Where does underage drinking occur and what is the appeal?
Some studies indicate that private parties are where most underage drinking occurs, with alcohol usually being supplied by a friend or a parent. "This is a really important developmental stage where young people learn from taking risks – what I'm trying to articulate is that young people drinking is also a normal experimental stage," says Szasz.
Social values can underpin why a young person decides to take up drinking. "Young people are morally judged on their alcohol use without any acknowledgement of the deeply problematic and embedded colonial culture of alcohol use," explains Szasz, who has been working in the community services sector for eight years now. "Every person who has grown up in so-called Australia knows the pressure of being young and expected to drink, either through survival or the pressure of social norms."
When young people develop a dependence on alcohol, it's important to remember that there are many nuanced reasons for why addiction can occur. Chris Gough, the Executive Director of the Canberra Alliance for Harm Minimisation and Advocacy, told SBS, "What we must remember is the people with problematic drug use often have extremely traumatising experiences behind them."
How does Australia's underage drinking problem compare to the problem elsewhere in the world?
While it's difficult to find reliable statistics that compare adolescent drinking in Australia with other countries, we can gain insight into how teenagers drink by looking at the country's historical relationship with alcohol and how we're culturally primed for drinking by the alcohol industry. During early European invasion, convicts in Australia were partially paid with rum (NSW was even considered a "rum state" for a period of time), and heavy drinking was deemed normal.

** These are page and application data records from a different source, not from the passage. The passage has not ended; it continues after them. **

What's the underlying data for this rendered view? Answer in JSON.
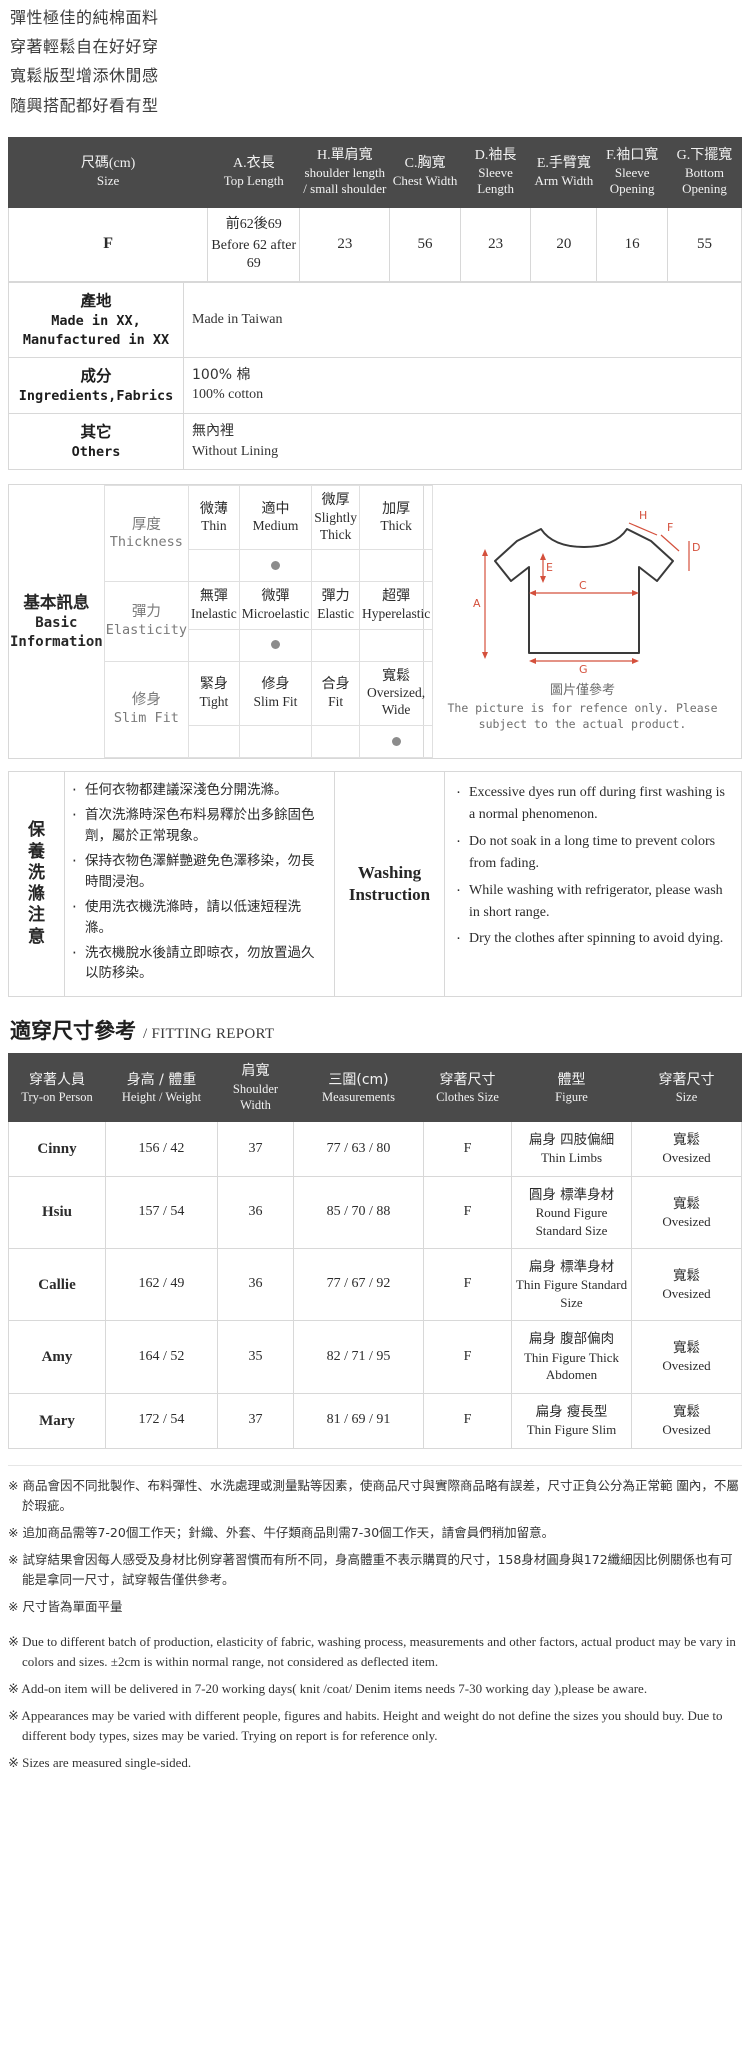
{
  "intro": {
    "lines": [
      "彈性極佳的純棉面料",
      "穿著輕鬆自在好好穿",
      "寬鬆版型增添休閒感",
      "隨興搭配都好看有型"
    ]
  },
  "size_table": {
    "headers": [
      {
        "cn": "尺碼(cm)",
        "en": "Size"
      },
      {
        "cn": "A.衣長",
        "en": "Top Length"
      },
      {
        "cn": "H.單肩寬",
        "en": "shoulder length / small shoulder"
      },
      {
        "cn": "C.胸寬",
        "en": "Chest Width"
      },
      {
        "cn": "D.袖長",
        "en": "Sleeve Length"
      },
      {
        "cn": "E.手臂寬",
        "en": "Arm Width"
      },
      {
        "cn": "F.袖口寬",
        "en": "Sleeve Opening"
      },
      {
        "cn": "G.下擺寬",
        "en": "Bottom Opening"
      }
    ],
    "rows": [
      {
        "size": "F",
        "top_length_cn": "前62後69",
        "top_length_en": "Before 62 after 69",
        "shoulder": "23",
        "chest": "56",
        "sleeve_length": "23",
        "arm_width": "20",
        "sleeve_opening": "16",
        "bottom_opening": "55"
      }
    ]
  },
  "info_rows": [
    {
      "label_cn": "產地",
      "label_en": "Made in XX, Manufactured in XX",
      "value_cn": "",
      "value_en": "Made in Taiwan"
    },
    {
      "label_cn": "成分",
      "label_en": "Ingredients,Fabrics",
      "value_cn": "100% 棉",
      "value_en": "100% cotton"
    },
    {
      "label_cn": "其它",
      "label_en": "Others",
      "value_cn": "無內裡",
      "value_en": "Without Lining"
    }
  ],
  "basic_info": {
    "title_cn": "基本訊息",
    "title_en": "Basic Information",
    "rows": [
      {
        "label_cn": "厚度",
        "label_en": "Thickness",
        "options": [
          {
            "cn": "微薄",
            "en": "Thin",
            "selected": false
          },
          {
            "cn": "適中",
            "en": "Medium",
            "selected": true
          },
          {
            "cn": "微厚",
            "en": "Slightly Thick",
            "selected": false
          },
          {
            "cn": "加厚",
            "en": "Thick",
            "selected": false
          }
        ]
      },
      {
        "label_cn": "彈力",
        "label_en": "Elasticity",
        "options": [
          {
            "cn": "無彈",
            "en": "Inelastic",
            "selected": false
          },
          {
            "cn": "微彈",
            "en": "Microelastic",
            "selected": true
          },
          {
            "cn": "彈力",
            "en": "Elastic",
            "selected": false
          },
          {
            "cn": "超彈",
            "en": "Hyperelastic",
            "selected": false
          }
        ]
      },
      {
        "label_cn": "修身",
        "label_en": "Slim Fit",
        "options": [
          {
            "cn": "緊身",
            "en": "Tight",
            "selected": false
          },
          {
            "cn": "修身",
            "en": "Slim Fit",
            "selected": false
          },
          {
            "cn": "合身",
            "en": "Fit",
            "selected": false
          },
          {
            "cn": "寬鬆",
            "en": "Oversized, Wide",
            "selected": true
          }
        ]
      }
    ],
    "diagram": {
      "labels": [
        "A",
        "C",
        "E",
        "G",
        "H",
        "F",
        "D"
      ],
      "caption_cn": "圖片僅參考",
      "caption_en": "The picture is for refence only. Please subject to the actual product."
    }
  },
  "washing": {
    "label_cn": "保養洗滌注意",
    "title_en": "Washing Instruction",
    "cn_items": [
      "任何衣物都建議深淺色分開洗滌。",
      "首次洗滌時深色布料易釋於出多餘固色劑，屬於正常現象。",
      "保持衣物色澤鮮艷避免色澤移染，勿長時間浸泡。",
      "使用洗衣機洗滌時，請以低速短程洗滌。",
      "洗衣機脫水後請立即晾衣，勿放置過久以防移染。"
    ],
    "en_items": [
      "Excessive dyes run off during first washing is a normal phenomenon.",
      "Do not soak in a long time to prevent colors from fading.",
      "While washing with refrigerator, please wash in short range.",
      "Dry the clothes after spinning to avoid dying."
    ]
  },
  "fitting_report": {
    "title_cn": "適穿尺寸參考",
    "title_en": "/ FITTING REPORT",
    "headers": [
      {
        "cn": "穿著人員",
        "en": "Try-on Person"
      },
      {
        "cn": "身高 / 體重",
        "en": "Height / Weight"
      },
      {
        "cn": "肩寬",
        "en": "Shoulder Width"
      },
      {
        "cn": "三圍(cm)",
        "en": "Measurements"
      },
      {
        "cn": "穿著尺寸",
        "en": "Clothes Size"
      },
      {
        "cn": "體型",
        "en": "Figure"
      },
      {
        "cn": "穿著尺寸",
        "en": "Size"
      }
    ],
    "rows": [
      {
        "person": "Cinny",
        "height_weight": "156 / 42",
        "shoulder": "37",
        "measurements": "77 / 63 / 80",
        "clothes_size": "F",
        "figure_cn": "扁身 四肢偏細",
        "figure_en": "Thin Limbs",
        "size_cn": "寬鬆",
        "size_en": "Ovesized"
      },
      {
        "person": "Hsiu",
        "height_weight": "157 / 54",
        "shoulder": "36",
        "measurements": "85 / 70 / 88",
        "clothes_size": "F",
        "figure_cn": "圓身 標準身材",
        "figure_en": "Round Figure Standard Size",
        "size_cn": "寬鬆",
        "size_en": "Ovesized"
      },
      {
        "person": "Callie",
        "height_weight": "162 / 49",
        "shoulder": "36",
        "measurements": "77 / 67 / 92",
        "clothes_size": "F",
        "figure_cn": "扁身 標準身材",
        "figure_en": "Thin Figure Standard Size",
        "size_cn": "寬鬆",
        "size_en": "Ovesized"
      },
      {
        "person": "Amy",
        "height_weight": "164 / 52",
        "shoulder": "35",
        "measurements": "82 / 71 / 95",
        "clothes_size": "F",
        "figure_cn": "扁身 腹部偏肉",
        "figure_en": "Thin Figure Thick Abdomen",
        "size_cn": "寬鬆",
        "size_en": "Ovesized"
      },
      {
        "person": "Mary",
        "height_weight": "172 / 54",
        "shoulder": "37",
        "measurements": "81 / 69 / 91",
        "clothes_size": "F",
        "figure_cn": "扁身 瘦長型",
        "figure_en": "Thin Figure Slim",
        "size_cn": "寬鬆",
        "size_en": "Ovesized"
      }
    ]
  },
  "notes": {
    "cn": [
      "※ 商品會因不同批製作、布料彈性、水洗處理或測量點等因素，使商品尺寸與實際商品略有誤差，尺寸正負公分為正常範 圍內，不屬於瑕疵。",
      "※ 追加商品需等7-20個工作天；針織、外套、牛仔類商品則需7-30個工作天，請會員們稍加留意。",
      "※ 試穿結果會因每人感受及身材比例穿著習慣而有所不同，身高體重不表示購買的尺寸，158身材圓身與172纖細因比例關係也有可能是拿同一尺寸，試穿報告僅供參考。",
      "※ 尺寸皆為單面平量"
    ],
    "en": [
      "※ Due to different batch of production, elasticity of fabric, washing process, measurements and other factors, actual product may be vary in colors and sizes. ±2cm is within normal range, not considered as deflected item.",
      "※ Add-on item will be delivered in 7-20 working days( knit /coat/ Denim items needs 7-30 working day ),please be aware.",
      "※ Appearances may be varied with different people, figures and habits. Height and weight do not define the sizes you should buy. Due to different body types, sizes may be varied. Trying on report is for reference only.",
      "※ Sizes are measured single-sided."
    ]
  }
}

"According to the author of The Rum State, Milton Lewis, heavy drinking was an established cultural norm transported to Australia at the time of colonisation," writes Rob Moodie, Professor of Global Health, the University of Melbourne in The Conversation. It's fair to assume that there's a long history of passing down these cultural norms to our children.
What are the dangers of underage drinking? What can be the consequences for teenagers drinking?
Binge drinking and heavy, frequent drinking has consequences for everyone. Chronic use over time can cause conflict in relationships, adverse health and addiction. But there are some added risks for adolescents. According to Drinkaware.co.uk, "Due to a young person's lower body weight and limited ability to metabolise alcohol, acute intoxication can occur rapidly in children and young people."
Some scientists and health practitioners believe that because the prefrontal cortex – the section of the brain thought to guide rational decision-making – doesn't fully develop until a person hits 25, underage drinking can be riskier for young adults. They believe early alcohol use negatively impacts brain development.
Is it an offence? In Australia, could there be a fine or jail time or another penalty for underage drinking?
Until recently, you could order your child an alcoholic drink in Victorian restaurants. But now, in Australia it is illegal to serve alcohol to people under the age of 18 in licensed venues. Legal guardians, venues and minors can receive large fines or even face jail time.
Underage drinking is permitted by law in private homes with the consent of a legal guardian, but some alcohol laws vary from state to state. Supplying alcohol to an underage person without their parents' consent is a criminal offence. Some health practitioners are advocating for harmful alcohol use to be treated as a health and social issue, rather than a criminal one.
Are there any proposed solutions to prevent underage drinking? How are these working out
When it comes to preventing teenage drinking, Better Health Victoria writes, "You can't prevent your teenager from experimenting with alcohol, but you can encourage sensible drinking habits."
Addressing how the alcohol industry engages with promoting alcohol to minors plays a considerable role in harm minimisation. In The Conversation, Simone Pettigrew, Director of the Health Promotion Evaluation Unit for the University of Western Australia, writes that alcohol advertising "regulation is woefully inadequate."
According to the Foundation for Alcohol Research and Education, the 3.8 million Australians who drink more than four drinks a day make up for roughly 75 per cent of alcohol sales, even though they account for just 20 per cent of Australians (aged 14 and above). "Alcohol-related harm remains one of Australia's biggest social and health challenges, with excessive drinking second only to tobacco as the leading preventable cause of death and hospitalisation," reports Melissa Davey in the Guardian.
Preventing dangerous underage drinking will likely come from working directly with young people who are experiencing alcohol dependence. "The severe disconnect between the current governmental services and the actual needs of young people are evident when there is no funding or access to long-term affordable alcohol dependence healing services," explains Szasz. "We also know that the underlying causes are not being addressed at all, whether that be trauma, intergenerational trauma, poverty, or living in a violent home."
"I think we should be focused on the underlying issue of young people not being recognised and cared for in this country and the on-going effects of that," Szasz continues. "If young people felt there were affordable and accessible pathways to mental health services, affordable housing and social services, strong action on the devastating effects of climate change, addressing the on-going effects of colonisation for young Aboriginal and Torres Strait Islander peoples, potentially there wouldn't be this so-called 'issue' of underage drinking."